## Exercise requirements:
Reproduce the data exactly.

Dataset rows describing interfaces:
--- START ---
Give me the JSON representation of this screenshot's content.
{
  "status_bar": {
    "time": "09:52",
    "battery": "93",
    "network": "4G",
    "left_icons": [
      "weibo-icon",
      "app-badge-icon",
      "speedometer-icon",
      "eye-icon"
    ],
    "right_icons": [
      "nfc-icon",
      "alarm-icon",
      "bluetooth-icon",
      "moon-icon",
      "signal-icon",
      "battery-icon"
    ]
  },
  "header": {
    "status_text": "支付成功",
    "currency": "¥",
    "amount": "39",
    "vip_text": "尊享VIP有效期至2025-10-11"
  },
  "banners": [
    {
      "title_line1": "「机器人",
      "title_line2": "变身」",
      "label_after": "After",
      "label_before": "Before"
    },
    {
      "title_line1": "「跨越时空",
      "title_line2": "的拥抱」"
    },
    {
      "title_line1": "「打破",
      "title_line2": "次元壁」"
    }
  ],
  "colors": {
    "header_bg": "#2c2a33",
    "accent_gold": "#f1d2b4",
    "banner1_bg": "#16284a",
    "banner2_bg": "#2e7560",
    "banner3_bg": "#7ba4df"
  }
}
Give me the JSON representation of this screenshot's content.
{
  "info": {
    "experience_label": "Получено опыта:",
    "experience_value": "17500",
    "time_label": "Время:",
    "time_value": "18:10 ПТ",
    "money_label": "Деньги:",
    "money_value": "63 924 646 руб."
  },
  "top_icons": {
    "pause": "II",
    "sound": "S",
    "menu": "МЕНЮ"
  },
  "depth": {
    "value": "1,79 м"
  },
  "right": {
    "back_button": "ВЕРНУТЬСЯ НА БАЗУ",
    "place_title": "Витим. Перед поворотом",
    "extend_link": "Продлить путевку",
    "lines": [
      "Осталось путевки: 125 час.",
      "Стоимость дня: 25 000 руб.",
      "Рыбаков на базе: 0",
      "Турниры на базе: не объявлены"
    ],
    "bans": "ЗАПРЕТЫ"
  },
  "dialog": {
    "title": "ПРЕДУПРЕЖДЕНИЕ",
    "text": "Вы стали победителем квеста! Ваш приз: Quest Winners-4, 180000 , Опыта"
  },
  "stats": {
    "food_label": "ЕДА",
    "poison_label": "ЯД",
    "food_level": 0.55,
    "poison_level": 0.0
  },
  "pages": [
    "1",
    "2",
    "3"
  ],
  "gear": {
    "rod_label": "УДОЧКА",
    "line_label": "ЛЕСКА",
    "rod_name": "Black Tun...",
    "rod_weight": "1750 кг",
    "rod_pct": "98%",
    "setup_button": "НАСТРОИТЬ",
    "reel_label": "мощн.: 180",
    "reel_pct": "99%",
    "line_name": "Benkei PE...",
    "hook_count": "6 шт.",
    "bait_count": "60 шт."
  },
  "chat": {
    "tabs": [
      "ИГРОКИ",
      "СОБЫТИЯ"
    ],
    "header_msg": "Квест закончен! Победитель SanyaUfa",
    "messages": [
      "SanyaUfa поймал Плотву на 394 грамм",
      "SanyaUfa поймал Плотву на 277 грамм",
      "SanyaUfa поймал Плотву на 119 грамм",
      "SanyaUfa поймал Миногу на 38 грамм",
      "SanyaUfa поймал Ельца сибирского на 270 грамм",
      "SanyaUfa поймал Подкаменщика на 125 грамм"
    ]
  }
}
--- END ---
## Task result:
Give me the JSON representation of this screenshot's content.
{
  "status_bar": {
    "time": "09:52",
    "battery": "93",
    "network": "4G",
    "left_icons": [
      "weibo-icon",
      "app-badge-icon",
      "speedometer-icon",
      "eye-icon"
    ],
    "right_icons": [
      "nfc-icon",
      "alarm-icon",
      "bluetooth-icon",
      "moon-icon",
      "signal-icon",
      "battery-icon"
    ]
  },
  "header": {
    "status_text": "支付成功",
    "currency": "¥",
    "amount": "39",
    "vip_text": "尊享VIP有效期至2025-10-11"
  },
  "banners": [
    {
      "title_line1": "「机器人",
      "title_line2": "变身」",
      "label_after": "After",
      "label_before": "Before"
    },
    {
      "title_line1": "「跨越时空",
      "title_line2": "的拥抱」"
    },
    {
      "title_line1": "「打破",
      "title_line2": "次元壁」"
    }
  ],
  "colors": {
    "header_bg": "#2c2a33",
    "accent_gold": "#f1d2b4",
    "banner1_bg": "#16284a",
    "banner2_bg": "#2e7560",
    "banner3_bg": "#7ba4df"
  }
}
Give me the JSON representation of this screenshot's content.
{
  "info": {
    "experience_label": "Получено опыта:",
    "experience_value": "17500",
    "time_label": "Время:",
    "time_value": "18:10 ПТ",
    "money_label": "Деньги:",
    "money_value": "63 924 646 руб."
  },
  "top_icons": {
    "pause": "II",
    "sound": "S",
    "menu": "МЕНЮ"
  },
  "depth": {
    "value": "1,79 м"
  },
  "right": {
    "back_button": "ВЕРНУТЬСЯ НА БАЗУ",
    "place_title": "Витим. Перед поворотом",
    "extend_link": "Продлить путевку",
    "lines": [
      "Осталось путевки: 125 час.",
      "Стоимость дня: 25 000 руб.",
      "Рыбаков на базе: 0",
      "Турниры на базе: не объявлены"
    ],
    "bans": "ЗАПРЕТЫ"
  },
  "dialog": {
    "title": "ПРЕДУПРЕЖДЕНИЕ",
    "text": "Вы стали победителем квеста! Ваш приз: Quest Winners-4, 180000 , Опыта"
  },
  "stats": {
    "food_label": "ЕДА",
    "poison_label": "ЯД",
    "food_level": 0.55,
    "poison_level": 0.0
  },
  "pages": [
    "1",
    "2",
    "3"
  ],
  "gear": {
    "rod_label": "УДОЧКА",
    "line_label": "ЛЕСКА",
    "rod_name": "Black Tun...",
    "rod_weight": "1750 кг",
    "rod_pct": "98%",
    "setup_button": "НАСТРОИТЬ",
    "reel_label": "мощн.: 180",
    "reel_pct": "99%",
    "line_name": "Benkei PE...",
    "hook_count": "6 шт.",
    "bait_count": "60 шт."
  },
  "chat": {
    "tabs": [
      "ИГРОКИ",
      "СОБЫТИЯ"
    ],
    "header_msg": "Квест закончен! Победитель SanyaUfa",
    "messages": [
      "SanyaUfa поймал Плотву на 394 грамм",
      "SanyaUfa поймал Плотву на 277 грамм",
      "SanyaUfa поймал Плотву на 119 грамм",
      "SanyaUfa поймал Миногу на 38 грамм",
      "SanyaUfa поймал Ельца сибирского на 270 грамм",
      "SanyaUfa поймал Подкаменщика на 125 грамм"
    ]
  }
}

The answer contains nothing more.